And because no exhibition that references O’Keeffe can avoid addressing the eroticism in her oeuvre — people love to see body parts in the folds of her flowers and the elongated shapes of her endives, despite O’Keeffe’s insistence that they’re not there — the curators present a series of abstract, mixed-media wall works from artist Loie Hollowell. They are equally full of curves and waves and folds and, because of that, carnal suggestion.
Are the sensual inferences people might take from Hollowell’s work real or imagined? She doesn’t say specifically in her statement, though she does point out that her complex images “start from my own body — specifically my sexual body.”
“Aftereffect” is fueled by mysteries like that, by unsolved puzzles and unproven assumptions. The curators hypothesize a solid association between these contemporary artists and O’Keeffe just by including them in the exhibit, but they provide only hints at the connections, and don’t offer them as concrete fact. Instead, the viewer gets to decide how deep the links go based on quotes supplied by each artist and what they see with their own eyes. This exhibition isn’t huge, but it demands some time to fully appreciate.
It’s time well-spent in an exhibition that’s well-researched and certainly a departure from the MCA’s usual fare.

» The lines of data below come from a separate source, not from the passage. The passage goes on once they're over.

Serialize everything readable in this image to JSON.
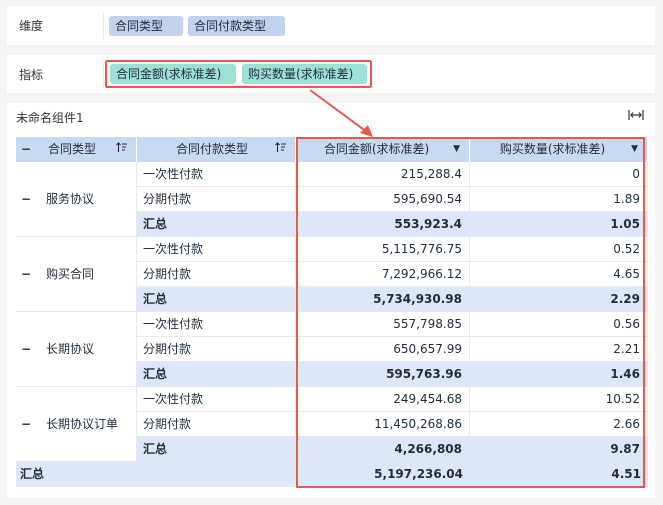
{
  "dimension": {
    "label": "维度",
    "chips": [
      "合同类型",
      "合同付款类型"
    ]
  },
  "indicator": {
    "label": "指标",
    "chips": [
      "合同金额(求标准差)",
      "购买数量(求标准差)"
    ]
  },
  "component": {
    "title": "未命名组件1"
  },
  "table": {
    "headers": [
      "合同类型",
      "合同付款类型",
      "合同金额(求标准差)",
      "购买数量(求标准差)"
    ],
    "groups": [
      {
        "name": "服务协议",
        "rows": [
          {
            "type": "一次性付款",
            "amount": "215,288.4",
            "qty": "0"
          },
          {
            "type": "分期付款",
            "amount": "595,690.54",
            "qty": "1.89"
          },
          {
            "type": "汇总",
            "amount": "553,923.4",
            "qty": "1.05"
          }
        ]
      },
      {
        "name": "购买合同",
        "rows": [
          {
            "type": "一次性付款",
            "amount": "5,115,776.75",
            "qty": "0.52"
          },
          {
            "type": "分期付款",
            "amount": "7,292,966.12",
            "qty": "4.65"
          },
          {
            "type": "汇总",
            "amount": "5,734,930.98",
            "qty": "2.29"
          }
        ]
      },
      {
        "name": "长期协议",
        "rows": [
          {
            "type": "一次性付款",
            "amount": "557,798.85",
            "qty": "0.56"
          },
          {
            "type": "分期付款",
            "amount": "650,657.99",
            "qty": "2.21"
          },
          {
            "type": "汇总",
            "amount": "595,763.96",
            "qty": "1.46"
          }
        ]
      },
      {
        "name": "长期协议订单",
        "rows": [
          {
            "type": "一次性付款",
            "amount": "249,454.68",
            "qty": "10.52"
          },
          {
            "type": "分期付款",
            "amount": "11,450,268.86",
            "qty": "2.66"
          },
          {
            "type": "汇总",
            "amount": "4,266,808",
            "qty": "9.87"
          }
        ]
      }
    ],
    "total": {
      "label": "汇总",
      "amount": "5,197,236.04",
      "qty": "4.51"
    }
  },
  "colors": {
    "header": "#c9d9f1",
    "summary": "#dce8f8",
    "highlight": "#e8594a",
    "dim_chip": "#c4d1ec",
    "ind_chip": "#9fe0d6"
  },
  "icons": {
    "collapse": "minus-icon",
    "sort": "sort-icon",
    "dropdown": "caret-down-icon",
    "expand": "expand-width-icon"
  }
}
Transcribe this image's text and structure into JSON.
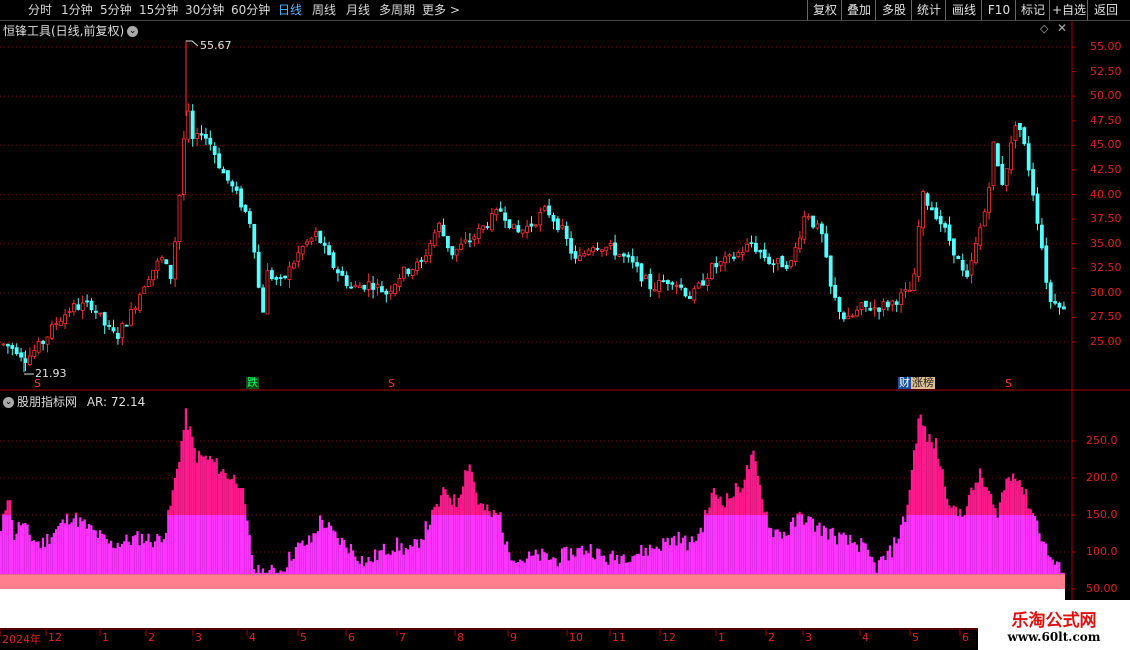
{
  "toolbar": {
    "periods": [
      "分时",
      "1分钟",
      "5分钟",
      "15分钟",
      "30分钟",
      "60分钟",
      "日线",
      "周线",
      "月线",
      "多周期",
      "更多 >"
    ],
    "active_period": "日线",
    "right_buttons": [
      "复权",
      "叠加",
      "多股",
      "统计",
      "画线",
      "F10",
      "标记",
      "+自选",
      "返回"
    ]
  },
  "main_chart": {
    "title": "恒锋工具(日线,前复权)",
    "high_label": "55.67",
    "low_label": "21.93",
    "y_ticks": [
      "55.00",
      "52.50",
      "50.00",
      "47.50",
      "45.00",
      "42.50",
      "40.00",
      "37.50",
      "35.00",
      "32.50",
      "30.00",
      "27.50",
      "25.00"
    ],
    "markers": [
      {
        "text": "S",
        "kind": "s",
        "pos": "x37"
      },
      {
        "text": "跌",
        "kind": "drop",
        "pos": "x249"
      },
      {
        "text": "S",
        "kind": "s",
        "pos": "x391"
      },
      {
        "text": "财",
        "kind": "fin",
        "pos": "x899"
      },
      {
        "text": "涨榜",
        "kind": "rise",
        "pos": "x911"
      },
      {
        "text": "S",
        "kind": "s",
        "pos": "x1008"
      }
    ],
    "colors": {
      "up": "#ff3232",
      "down": "#54ffff",
      "grid": "#8b0000",
      "axis": "#aa0000"
    }
  },
  "indicator": {
    "title": "股朋指标网",
    "value_label": "AR: 72.14",
    "y_ticks": [
      "250.0",
      "200.0",
      "150.0",
      "100.0",
      "50.00"
    ],
    "colors": {
      "high": "#ff1a8c",
      "mid": "#ff33ff",
      "base": "#ff7f8f",
      "floor": "#ffffff"
    }
  },
  "x_axis": {
    "labels": [
      "2024年",
      "12",
      "1",
      "2",
      "3",
      "4",
      "5",
      "6",
      "7",
      "8",
      "9",
      "10",
      "11",
      "12",
      "1",
      "2",
      "3",
      "4",
      "5",
      "6"
    ]
  },
  "watermark": {
    "title": "乐淘公式网",
    "url": "www.60lt.com"
  }
}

“Aftereffect: O’Keeffe and Contemporary Painting” continues through May 26 at the Museum of Contemporary Art Denver, 1485 Delgany St. Info: 303-298-7554 or mcadenver.org. The MCA is free for visitors 18 and under.